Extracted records
★ ★ ★ ★

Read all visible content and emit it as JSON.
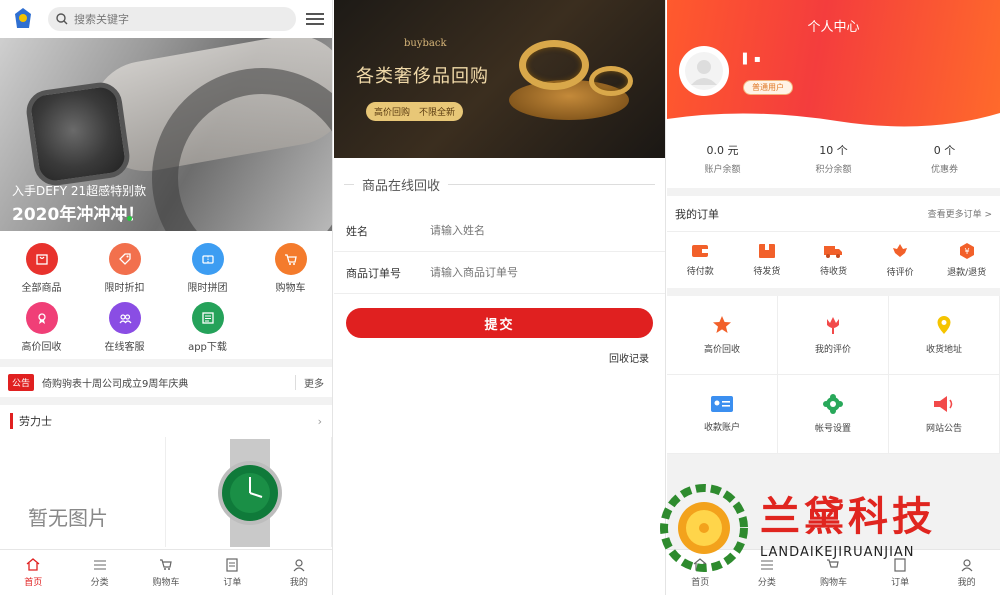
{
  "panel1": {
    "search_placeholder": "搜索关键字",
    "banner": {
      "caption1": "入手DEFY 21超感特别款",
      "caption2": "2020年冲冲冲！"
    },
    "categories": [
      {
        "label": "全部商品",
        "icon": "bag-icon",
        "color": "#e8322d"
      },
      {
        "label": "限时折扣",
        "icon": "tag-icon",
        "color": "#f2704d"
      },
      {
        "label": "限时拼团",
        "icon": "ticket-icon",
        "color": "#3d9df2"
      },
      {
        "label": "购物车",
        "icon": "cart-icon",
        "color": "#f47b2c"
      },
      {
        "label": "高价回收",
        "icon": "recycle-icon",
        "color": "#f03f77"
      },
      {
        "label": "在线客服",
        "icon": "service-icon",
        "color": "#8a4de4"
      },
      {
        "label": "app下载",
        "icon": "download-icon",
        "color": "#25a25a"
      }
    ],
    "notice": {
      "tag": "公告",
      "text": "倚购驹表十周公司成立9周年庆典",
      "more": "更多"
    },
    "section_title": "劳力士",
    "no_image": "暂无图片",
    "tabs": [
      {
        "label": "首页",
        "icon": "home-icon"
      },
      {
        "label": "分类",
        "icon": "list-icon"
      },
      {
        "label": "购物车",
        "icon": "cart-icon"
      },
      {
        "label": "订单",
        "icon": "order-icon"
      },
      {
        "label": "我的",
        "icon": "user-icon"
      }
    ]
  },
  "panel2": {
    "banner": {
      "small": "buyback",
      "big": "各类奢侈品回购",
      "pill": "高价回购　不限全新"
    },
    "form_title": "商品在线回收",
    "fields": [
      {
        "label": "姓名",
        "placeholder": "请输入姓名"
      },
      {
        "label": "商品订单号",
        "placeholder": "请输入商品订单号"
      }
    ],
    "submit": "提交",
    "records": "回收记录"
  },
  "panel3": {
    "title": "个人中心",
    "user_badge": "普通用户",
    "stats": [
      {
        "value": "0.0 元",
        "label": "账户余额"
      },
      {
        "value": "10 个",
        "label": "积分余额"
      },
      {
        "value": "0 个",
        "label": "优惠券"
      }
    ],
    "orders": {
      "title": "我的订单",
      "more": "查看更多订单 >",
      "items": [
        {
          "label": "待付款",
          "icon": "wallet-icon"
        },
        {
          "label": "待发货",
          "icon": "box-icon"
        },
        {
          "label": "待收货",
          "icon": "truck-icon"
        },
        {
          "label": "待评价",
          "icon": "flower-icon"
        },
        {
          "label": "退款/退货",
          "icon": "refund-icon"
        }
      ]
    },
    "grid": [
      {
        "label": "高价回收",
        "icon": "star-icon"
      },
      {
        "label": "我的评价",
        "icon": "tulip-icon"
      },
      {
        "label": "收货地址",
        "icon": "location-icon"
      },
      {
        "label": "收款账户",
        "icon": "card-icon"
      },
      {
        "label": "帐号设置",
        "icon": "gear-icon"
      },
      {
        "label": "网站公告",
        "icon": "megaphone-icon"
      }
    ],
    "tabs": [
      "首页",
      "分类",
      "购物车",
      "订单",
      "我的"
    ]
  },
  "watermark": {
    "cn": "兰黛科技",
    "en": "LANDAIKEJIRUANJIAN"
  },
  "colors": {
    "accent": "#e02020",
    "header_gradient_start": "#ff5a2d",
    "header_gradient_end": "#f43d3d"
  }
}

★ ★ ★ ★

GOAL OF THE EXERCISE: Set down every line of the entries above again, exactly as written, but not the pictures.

THE COMPLETED TASK:
Read all visible content and emit it as JSON.
{
  "panel1": {
    "search_placeholder": "搜索关键字",
    "banner": {
      "caption1": "入手DEFY 21超感特别款",
      "caption2": "2020年冲冲冲！"
    },
    "categories": [
      {
        "label": "全部商品",
        "icon": "bag-icon",
        "color": "#e8322d"
      },
      {
        "label": "限时折扣",
        "icon": "tag-icon",
        "color": "#f2704d"
      },
      {
        "label": "限时拼团",
        "icon": "ticket-icon",
        "color": "#3d9df2"
      },
      {
        "label": "购物车",
        "icon": "cart-icon",
        "color": "#f47b2c"
      },
      {
        "label": "高价回收",
        "icon": "recycle-icon",
        "color": "#f03f77"
      },
      {
        "label": "在线客服",
        "icon": "service-icon",
        "color": "#8a4de4"
      },
      {
        "label": "app下载",
        "icon": "download-icon",
        "color": "#25a25a"
      }
    ],
    "notice": {
      "tag": "公告",
      "text": "倚购驹表十周公司成立9周年庆典",
      "more": "更多"
    },
    "section_title": "劳力士",
    "no_image": "暂无图片",
    "tabs": [
      {
        "label": "首页",
        "icon": "home-icon"
      },
      {
        "label": "分类",
        "icon": "list-icon"
      },
      {
        "label": "购物车",
        "icon": "cart-icon"
      },
      {
        "label": "订单",
        "icon": "order-icon"
      },
      {
        "label": "我的",
        "icon": "user-icon"
      }
    ]
  },
  "panel2": {
    "banner": {
      "small": "buyback",
      "big": "各类奢侈品回购",
      "pill": "高价回购　不限全新"
    },
    "form_title": "商品在线回收",
    "fields": [
      {
        "label": "姓名",
        "placeholder": "请输入姓名"
      },
      {
        "label": "商品订单号",
        "placeholder": "请输入商品订单号"
      }
    ],
    "submit": "提交",
    "records": "回收记录"
  },
  "panel3": {
    "title": "个人中心",
    "user_badge": "普通用户",
    "stats": [
      {
        "value": "0.0 元",
        "label": "账户余额"
      },
      {
        "value": "10 个",
        "label": "积分余额"
      },
      {
        "value": "0 个",
        "label": "优惠券"
      }
    ],
    "orders": {
      "title": "我的订单",
      "more": "查看更多订单 >",
      "items": [
        {
          "label": "待付款",
          "icon": "wallet-icon"
        },
        {
          "label": "待发货",
          "icon": "box-icon"
        },
        {
          "label": "待收货",
          "icon": "truck-icon"
        },
        {
          "label": "待评价",
          "icon": "flower-icon"
        },
        {
          "label": "退款/退货",
          "icon": "refund-icon"
        }
      ]
    },
    "grid": [
      {
        "label": "高价回收",
        "icon": "star-icon"
      },
      {
        "label": "我的评价",
        "icon": "tulip-icon"
      },
      {
        "label": "收货地址",
        "icon": "location-icon"
      },
      {
        "label": "收款账户",
        "icon": "card-icon"
      },
      {
        "label": "帐号设置",
        "icon": "gear-icon"
      },
      {
        "label": "网站公告",
        "icon": "megaphone-icon"
      }
    ],
    "tabs": [
      "首页",
      "分类",
      "购物车",
      "订单",
      "我的"
    ]
  },
  "watermark": {
    "cn": "兰黛科技",
    "en": "LANDAIKEJIRUANJIAN"
  },
  "colors": {
    "accent": "#e02020",
    "header_gradient_start": "#ff5a2d",
    "header_gradient_end": "#f43d3d"
  }
}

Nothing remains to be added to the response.